But switching national schemes to a defined contribution model, where residents make a lot more decisions about how their pension is managed, needs to be handled carefully.
“We have to change the culture where young Emiratis realise when it comes to their time to retire, we may not be an oil-dependent country globally," said Mr McGuigan. "We may not have the money and the liquid resources it has today. So you have to take responsibility and that has to be pushed centrally.”
Hamdah Al Shamsi, acting general manager for the Public Authority for Social Insurance in Oman, said introducing a defined contribution would not work “at this stage” in her country.
“In countries like Oman where 80 per cent of the income comes from oil and your private sector is not mature – even the private sector depends on the government sector,” she said. “You need a high level of financial literacy and a good economy to support that shift.”
Han Yik, head of institutional investors at the World Economic Forum, said with financial literacy levels a key weakness across the globe, it provides a challenge for changing a pension system.

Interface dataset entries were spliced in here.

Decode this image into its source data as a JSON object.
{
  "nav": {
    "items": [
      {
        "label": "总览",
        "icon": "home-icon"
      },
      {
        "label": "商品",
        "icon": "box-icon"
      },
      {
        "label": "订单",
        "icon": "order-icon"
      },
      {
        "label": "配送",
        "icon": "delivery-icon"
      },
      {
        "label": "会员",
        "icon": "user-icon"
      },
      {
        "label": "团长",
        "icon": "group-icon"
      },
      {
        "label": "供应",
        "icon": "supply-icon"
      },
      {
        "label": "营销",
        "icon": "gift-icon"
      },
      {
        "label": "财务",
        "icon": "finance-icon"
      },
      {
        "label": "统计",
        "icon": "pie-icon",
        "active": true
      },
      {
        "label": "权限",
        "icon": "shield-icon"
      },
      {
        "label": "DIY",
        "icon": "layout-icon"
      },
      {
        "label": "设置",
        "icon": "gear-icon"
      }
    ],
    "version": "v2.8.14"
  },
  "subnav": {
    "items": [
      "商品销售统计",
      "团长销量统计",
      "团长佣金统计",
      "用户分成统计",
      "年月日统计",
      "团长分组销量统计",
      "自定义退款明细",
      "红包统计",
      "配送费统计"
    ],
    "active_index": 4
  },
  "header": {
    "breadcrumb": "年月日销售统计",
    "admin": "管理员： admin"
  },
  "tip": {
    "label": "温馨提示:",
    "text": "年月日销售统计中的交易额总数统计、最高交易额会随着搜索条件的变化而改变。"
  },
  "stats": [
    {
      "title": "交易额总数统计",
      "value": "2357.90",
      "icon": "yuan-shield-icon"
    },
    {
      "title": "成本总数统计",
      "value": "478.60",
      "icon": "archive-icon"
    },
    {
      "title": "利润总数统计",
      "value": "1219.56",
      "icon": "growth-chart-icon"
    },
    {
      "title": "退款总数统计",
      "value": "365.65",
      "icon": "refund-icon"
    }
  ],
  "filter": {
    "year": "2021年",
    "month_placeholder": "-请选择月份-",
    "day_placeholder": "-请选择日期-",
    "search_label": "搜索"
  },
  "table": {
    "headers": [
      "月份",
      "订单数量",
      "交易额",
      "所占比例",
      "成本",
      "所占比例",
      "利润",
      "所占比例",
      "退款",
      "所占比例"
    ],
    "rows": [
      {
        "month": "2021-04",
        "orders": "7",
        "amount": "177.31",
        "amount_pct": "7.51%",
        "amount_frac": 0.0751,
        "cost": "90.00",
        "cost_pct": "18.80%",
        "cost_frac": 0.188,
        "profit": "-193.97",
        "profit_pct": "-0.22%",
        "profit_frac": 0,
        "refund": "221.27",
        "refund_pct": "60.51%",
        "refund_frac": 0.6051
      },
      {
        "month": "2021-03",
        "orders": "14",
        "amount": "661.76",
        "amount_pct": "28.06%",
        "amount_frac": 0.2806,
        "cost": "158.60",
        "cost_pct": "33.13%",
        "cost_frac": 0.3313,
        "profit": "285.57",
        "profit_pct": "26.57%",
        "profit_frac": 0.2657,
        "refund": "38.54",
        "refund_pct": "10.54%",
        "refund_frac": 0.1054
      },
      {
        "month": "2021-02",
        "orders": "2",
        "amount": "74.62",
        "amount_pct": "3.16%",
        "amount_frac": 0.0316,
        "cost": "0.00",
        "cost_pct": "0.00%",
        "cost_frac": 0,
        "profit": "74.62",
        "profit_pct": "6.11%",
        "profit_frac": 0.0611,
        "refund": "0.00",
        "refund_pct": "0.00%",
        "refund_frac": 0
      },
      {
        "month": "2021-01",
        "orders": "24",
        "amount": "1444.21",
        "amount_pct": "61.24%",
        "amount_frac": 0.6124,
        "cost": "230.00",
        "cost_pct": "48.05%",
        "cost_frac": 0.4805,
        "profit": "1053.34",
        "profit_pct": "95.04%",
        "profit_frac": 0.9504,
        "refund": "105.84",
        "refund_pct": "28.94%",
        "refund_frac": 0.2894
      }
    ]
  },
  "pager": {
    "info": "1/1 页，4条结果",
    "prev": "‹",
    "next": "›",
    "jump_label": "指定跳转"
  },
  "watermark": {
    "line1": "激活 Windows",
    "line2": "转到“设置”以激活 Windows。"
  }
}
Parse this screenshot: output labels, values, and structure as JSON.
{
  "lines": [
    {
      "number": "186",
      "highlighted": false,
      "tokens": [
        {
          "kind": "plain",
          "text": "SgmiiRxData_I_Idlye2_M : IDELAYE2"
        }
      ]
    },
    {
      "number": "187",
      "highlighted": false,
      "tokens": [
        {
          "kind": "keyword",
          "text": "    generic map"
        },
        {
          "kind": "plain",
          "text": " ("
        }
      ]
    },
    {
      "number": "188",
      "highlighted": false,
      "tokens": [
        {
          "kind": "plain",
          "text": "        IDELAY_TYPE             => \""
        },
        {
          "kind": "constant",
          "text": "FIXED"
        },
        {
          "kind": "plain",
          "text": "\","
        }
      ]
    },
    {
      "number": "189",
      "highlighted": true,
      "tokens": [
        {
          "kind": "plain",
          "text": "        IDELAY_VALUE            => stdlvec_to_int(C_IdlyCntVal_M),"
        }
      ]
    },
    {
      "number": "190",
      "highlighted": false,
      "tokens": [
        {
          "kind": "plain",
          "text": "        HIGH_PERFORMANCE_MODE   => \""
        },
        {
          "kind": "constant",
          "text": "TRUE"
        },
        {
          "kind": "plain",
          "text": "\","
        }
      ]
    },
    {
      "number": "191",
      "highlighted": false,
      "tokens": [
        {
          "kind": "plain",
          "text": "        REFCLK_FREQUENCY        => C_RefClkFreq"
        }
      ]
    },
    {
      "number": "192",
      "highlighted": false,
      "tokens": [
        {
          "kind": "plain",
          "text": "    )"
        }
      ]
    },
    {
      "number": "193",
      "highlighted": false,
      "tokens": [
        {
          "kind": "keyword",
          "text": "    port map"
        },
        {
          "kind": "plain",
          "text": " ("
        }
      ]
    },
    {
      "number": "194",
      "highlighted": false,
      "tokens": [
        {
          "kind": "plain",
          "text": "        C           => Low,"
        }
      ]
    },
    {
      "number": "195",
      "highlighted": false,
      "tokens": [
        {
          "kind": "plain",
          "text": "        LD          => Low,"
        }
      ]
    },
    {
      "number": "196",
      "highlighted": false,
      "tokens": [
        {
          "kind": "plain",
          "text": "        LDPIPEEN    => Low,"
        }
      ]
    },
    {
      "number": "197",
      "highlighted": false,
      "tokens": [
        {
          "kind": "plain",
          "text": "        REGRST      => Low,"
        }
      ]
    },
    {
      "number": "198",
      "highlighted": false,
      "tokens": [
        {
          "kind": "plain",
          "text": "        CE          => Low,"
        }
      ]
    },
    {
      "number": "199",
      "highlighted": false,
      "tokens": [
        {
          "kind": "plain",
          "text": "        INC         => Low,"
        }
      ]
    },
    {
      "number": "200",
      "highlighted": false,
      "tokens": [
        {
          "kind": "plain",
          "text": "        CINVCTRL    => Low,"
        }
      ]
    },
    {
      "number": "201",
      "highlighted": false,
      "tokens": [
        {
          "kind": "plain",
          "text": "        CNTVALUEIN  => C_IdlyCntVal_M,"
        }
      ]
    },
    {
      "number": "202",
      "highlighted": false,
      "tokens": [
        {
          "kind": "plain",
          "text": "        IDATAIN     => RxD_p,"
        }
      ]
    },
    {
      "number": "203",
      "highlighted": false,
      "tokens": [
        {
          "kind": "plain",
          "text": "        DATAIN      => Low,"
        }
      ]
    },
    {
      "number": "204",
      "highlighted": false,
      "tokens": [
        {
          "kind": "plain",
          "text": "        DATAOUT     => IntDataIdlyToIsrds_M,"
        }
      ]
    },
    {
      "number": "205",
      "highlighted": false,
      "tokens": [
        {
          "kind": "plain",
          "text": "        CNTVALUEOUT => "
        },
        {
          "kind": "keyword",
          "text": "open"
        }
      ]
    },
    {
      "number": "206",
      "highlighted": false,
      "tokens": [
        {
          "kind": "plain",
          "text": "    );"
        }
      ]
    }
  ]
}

“The problem with defined contribution is that we are asking individuals to now become their own investment editor, financial planner or actuary and so forth and unless we have given them the tools to do that, that is very dangerous," said Mr Yik.
He believes the best option is a combination of both types of schemes so that the entire burden of retirement is not placed on the individual.
Ultimately, the solution has to be sustainable.
“Sustainability in a pension structure is where you have alignment between the pensions people receive and the funding that will go into the system, so that in the long run the scheme is adequately funded," said Mr Herborn. "One way to achieve that might be an element of defined contribution – where there is a direct connection between contribution and benefits. Another is to retain the kind of structures we have at the moment in the GCC with social insurance but just to adapt the benefits into making them slightly less generous or to raise the contribution."